On Holy Tuesday the Church calls to remembrance two parables, which are related to the Second Coming. The one is the parable of the Ten Virgins (Matthew 25:1-3); the other the parable of the Talents (Matthew 25:14-30). These parables point to the inevitability of the Parousia and deal with such subjects as spiritual vigilance, stewardship, accountability and judgment.
From these parables we learn at least two basic things. First, Judgment Day will be like the situation in which the bridesmaids (or virgins) of the parable found themselves: some ready for it, some not ready. The time one decides for God is now and not at some undefined point in the future. If "time and tide waits for no man," certainly the Parousia is no exception. The tragedy of the closed door is that individuals close it, not God. The exclusion from the marriage feast, the kingdom, is of our own making. Second, we are reminded that watchfulness and readiness do not mean a wearisome, spiritless performance of formal and empty obligations. Most certainly it does not mean inactivity and slothfulness. Watchfulness signifies inner stability, soberness, tranquility and joy. It means spiritual alertness, attentiveness and vigilance. Watchfulness is the deep personal resolve to find and do the will of God, embrace every commandment and every virtue, and guard the intellect and heart from evil thoughts and actions. Watchfulness is the intense love of God.
From Wikipedia, the free encyclopedia

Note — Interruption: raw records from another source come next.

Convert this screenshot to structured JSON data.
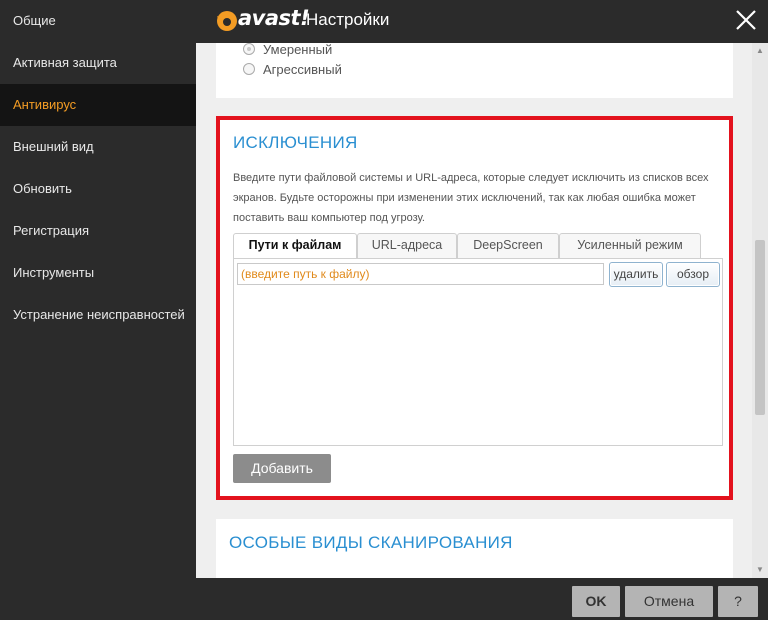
{
  "app": {
    "logo_text": "avast!",
    "title": "Настройки",
    "brand_color": "#f39c24"
  },
  "sidebar": {
    "items": [
      {
        "label": "Общие"
      },
      {
        "label": "Активная защита"
      },
      {
        "label": "Антивирус",
        "active": true
      },
      {
        "label": "Внешний вид"
      },
      {
        "label": "Обновить"
      },
      {
        "label": "Регистрация"
      },
      {
        "label": "Инструменты"
      },
      {
        "label": "Устранение неисправностей"
      }
    ]
  },
  "sensitivity": {
    "options": [
      {
        "label": "Умеренный",
        "checked": true
      },
      {
        "label": "Агрессивный",
        "checked": false
      }
    ]
  },
  "exclusions": {
    "title": "ИСКЛЮЧЕНИЯ",
    "description": "Введите пути файловой системы и URL-адреса, которые следует исключить из списков всех экранов. Будьте осторожны при изменении этих исключений, так как любая ошибка может поставить ваш компьютер под угрозу.",
    "tabs": [
      {
        "label": "Пути к файлам",
        "active": true
      },
      {
        "label": "URL-адреса"
      },
      {
        "label": "DeepScreen"
      },
      {
        "label": "Усиленный режим"
      }
    ],
    "path_placeholder": "(введите путь к файлу)",
    "delete_label": "удалить",
    "browse_label": "обзор",
    "add_label": "Добавить",
    "highlight_color": "#e3121d"
  },
  "special_scans": {
    "title": "ОСОБЫЕ ВИДЫ СКАНИРОВАНИЯ"
  },
  "footer": {
    "ok_label": "OK",
    "cancel_label": "Отмена",
    "help_label": "?"
  }
}
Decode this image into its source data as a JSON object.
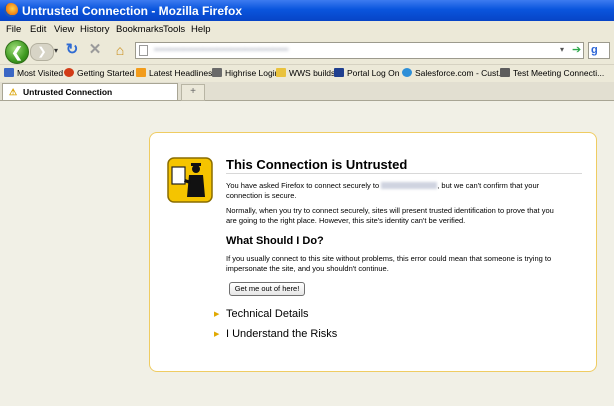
{
  "window": {
    "title": "Untrusted Connection - Mozilla Firefox"
  },
  "menu": [
    "File",
    "Edit",
    "View",
    "History",
    "Bookmarks",
    "Tools",
    "Help"
  ],
  "bookmarks": [
    {
      "label": "Most Visited",
      "icon": "most-visited-icon",
      "color": "#3b67c4"
    },
    {
      "label": "Getting Started",
      "icon": "firefox-icon",
      "color": "#d23b17"
    },
    {
      "label": "Latest Headlines",
      "icon": "rss-icon",
      "color": "#f29c1b"
    },
    {
      "label": "Highrise Login",
      "icon": "highrise-icon",
      "color": "#6a6a6a"
    },
    {
      "label": "WWS builds",
      "icon": "folder-icon",
      "color": "#e9c23d"
    },
    {
      "label": "Portal Log On",
      "icon": "w-icon",
      "color": "#1f3f8f"
    },
    {
      "label": "Salesforce.com - Cust...",
      "icon": "cloud-icon",
      "color": "#2d8fd8"
    },
    {
      "label": "Test Meeting Connecti...",
      "icon": "meeting-icon",
      "color": "#5d5d5d"
    }
  ],
  "tab": {
    "label": "Untrusted Connection",
    "icon": "warning-icon"
  },
  "error": {
    "title": "This Connection is Untrusted",
    "p1_before": "You have asked Firefox to connect securely to",
    "p1_after": ", but we can't confirm that your",
    "p1_line2": "connection is secure.",
    "p2_line1": "Normally, when you try to connect securely, sites will present trusted identification to prove that you",
    "p2_line2": "are going to the right place. However, this site's identity can't be verified.",
    "heading": "What Should I Do?",
    "p3_line1": "If you usually connect to this site without problems, this error could mean that someone is trying to",
    "p3_line2": "impersonate the site, and you shouldn't continue.",
    "button": "Get me out of here!",
    "expanders": [
      "Technical Details",
      "I Understand the Risks"
    ]
  },
  "colors": {
    "accent": "#0a55dd",
    "box_border": "#efcc62",
    "triangle": "#e0a800"
  }
}
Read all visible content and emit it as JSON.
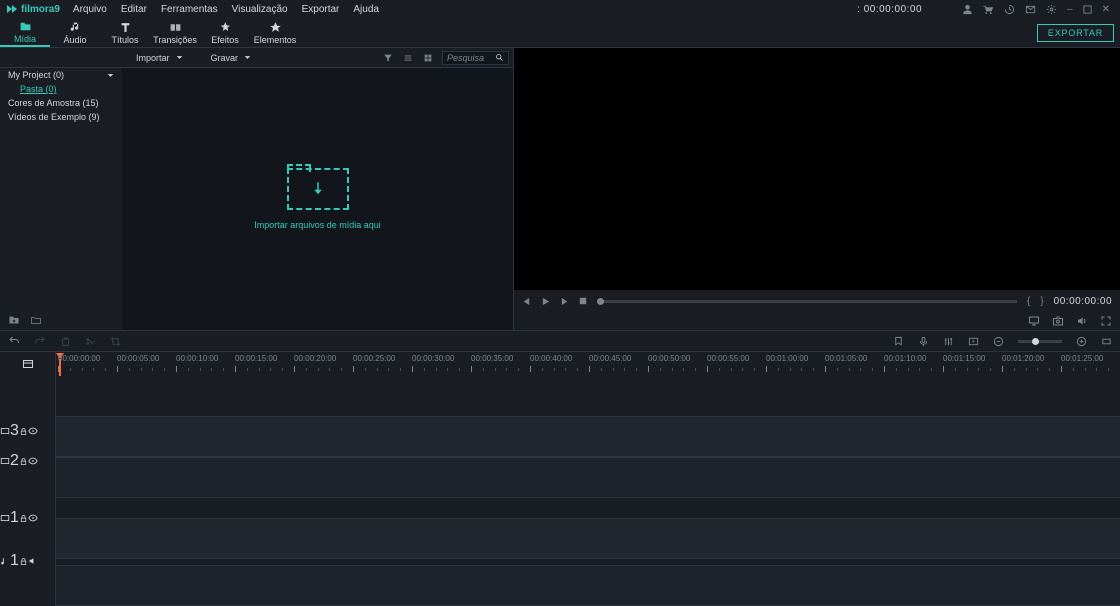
{
  "app_name": "filmora9",
  "menu": [
    "Arquivo",
    "Editar",
    "Ferramentas",
    "Visualização",
    "Exportar",
    "Ajuda"
  ],
  "player_timecode": ": 00:00:00:00",
  "tool_tabs": [
    {
      "label": "Mídia",
      "icon": "folder"
    },
    {
      "label": "Áudio",
      "icon": "music"
    },
    {
      "label": "Títulos",
      "icon": "text"
    },
    {
      "label": "Transições",
      "icon": "transition"
    },
    {
      "label": "Efeitos",
      "icon": "sparkle"
    },
    {
      "label": "Elementos",
      "icon": "star"
    }
  ],
  "export_label": "EXPORTAR",
  "browser_bar": {
    "import_label": "Importar",
    "record_label": "Gravar",
    "search_placeholder": "Pesquisa"
  },
  "folder_tree": [
    {
      "label": "My Project (0)",
      "sub": false,
      "sel": false,
      "expand": true
    },
    {
      "label": "Pasta (0)",
      "sub": true,
      "sel": true
    },
    {
      "label": "Cores de Amostra (15)",
      "sub": false,
      "sel": false
    },
    {
      "label": "Vídeos de Exemplo (9)",
      "sub": false,
      "sel": false
    }
  ],
  "drop_label": "Importar arquivos de mídia aqui",
  "preview": {
    "right_timecode": "00:00:00:00",
    "braces_l": "{",
    "braces_r": "}"
  },
  "ruler_ticks": [
    "00:00:00:00",
    "00:00:05:00",
    "00:00:10:00",
    "00:00:15:00",
    "00:00:20:00",
    "00:00:25:00",
    "00:00:30:00",
    "00:00:35:00",
    "00:00:40:00",
    "00:00:45:00",
    "00:00:50:00",
    "00:00:55:00",
    "00:01:00:00",
    "00:01:05:00",
    "00:01:10:00",
    "00:01:15:00",
    "00:01:20:00",
    "00:01:25:00"
  ],
  "tracks": {
    "v3": "3",
    "v2": "2",
    "v1": "1",
    "a1": "1"
  }
}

Saint Kassia Born 805-810 AD Died 867 AD Venerated in Eastern Orthodox Church Feast September 7
Kassia (also Kassiane, Kassiani, Casia, Ikasia, Cassia, Kassiana, or Eikasia; between 805 and 810 - bef. 867) was a Byzantine abbess, poet, composer, andhymnographer. She is one of the first medieval composers whose scores are both extant and able to be interpreted by modern scholars and musicians. Approximately fifty of her hymns are extant and twenty-three are included in Orthodox Church liturgical books. The exact number is difficult to assess, as many hymns are ascribed to different authors in different manuscripts and are often identified as anonymous.
- Sensing Thy divinity, O Lord, a woman of many sins
- takes it upon herself to become a myrrh-bearer,
- And in deep mourning brings before Thee fragrant oil
- in anticipation of Thy burial; crying:
- "Woe to me!" For night is to me, oestrus of lechery,
- a dark and moonless eros of sin.
- Receive the wellsprings of my tears,
- O Thou who gatherest the waters of the oceans into clouds.
- Bend to me, to the sorrows of my heart,
- O Thou who bendedst down the heavens in Thy ineffable self-emptying.
- I will kiss Thine immaculate feet
- and dry them with the locks of my hair;
- Those very feet whose sound Eve heard at dusk in Paradise
- and hid herself in fear.
- Who shall reckon the multitude of my sins,
- or the abysses of Thy judgment, O Saviour of my soul?
- Do not ignore Thy handmaiden,
- O Thou whose mercy is endless.